→ **INSTRUCTIONS TO FOLLOW**: Do any lines in the data below contain "chevron"? If so, copy every one of them.

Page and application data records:

□ □ □

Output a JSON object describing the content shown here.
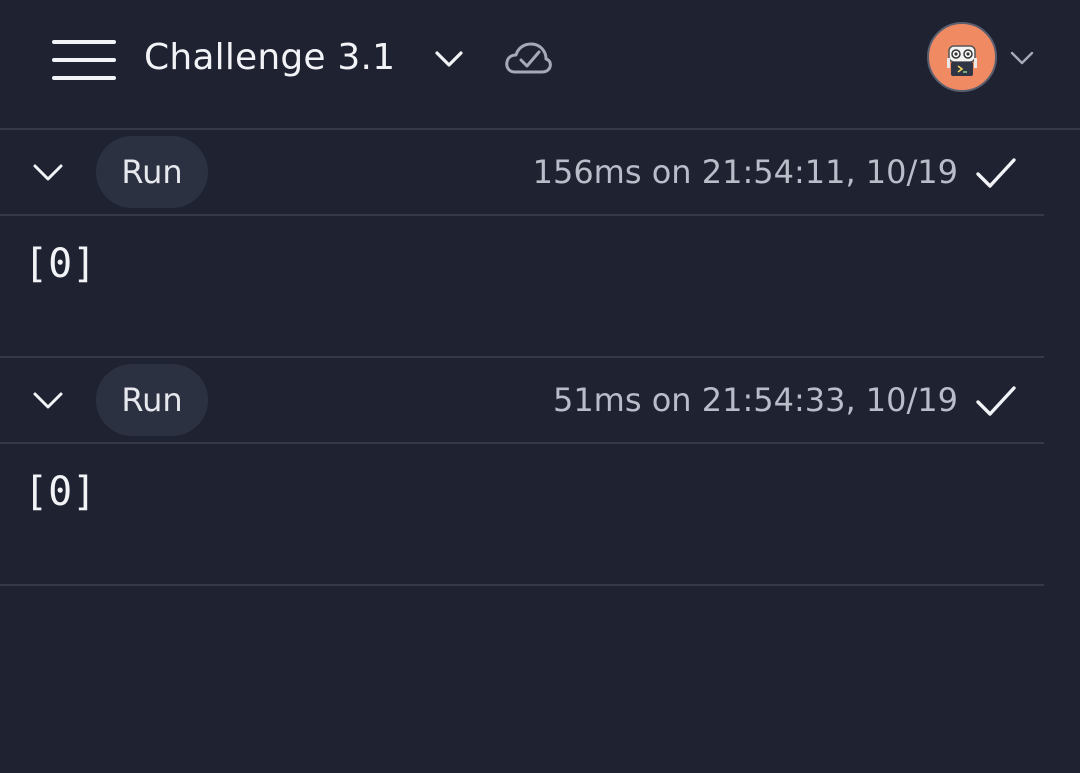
{
  "colors": {
    "background": "#1f2331",
    "pill": "#2c3142",
    "avatar_bg": "#f08a62",
    "divider": "#353a4a"
  },
  "header": {
    "title": "Challenge 3.1",
    "icons": [
      "menu-icon",
      "chevron-down-icon",
      "cloud-check-icon",
      "robot-avatar",
      "chevron-down-icon"
    ]
  },
  "runs": [
    {
      "button_label": "Run",
      "meta": "156ms on 21:54:11, 10/19",
      "status": "success",
      "output": "[0]"
    },
    {
      "button_label": "Run",
      "meta": "51ms on 21:54:33, 10/19",
      "status": "success",
      "output": "[0]"
    }
  ]
}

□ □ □

→ **TASK SOLUTION**:
      "chevron-down-icon",
      "chevron-down-icon"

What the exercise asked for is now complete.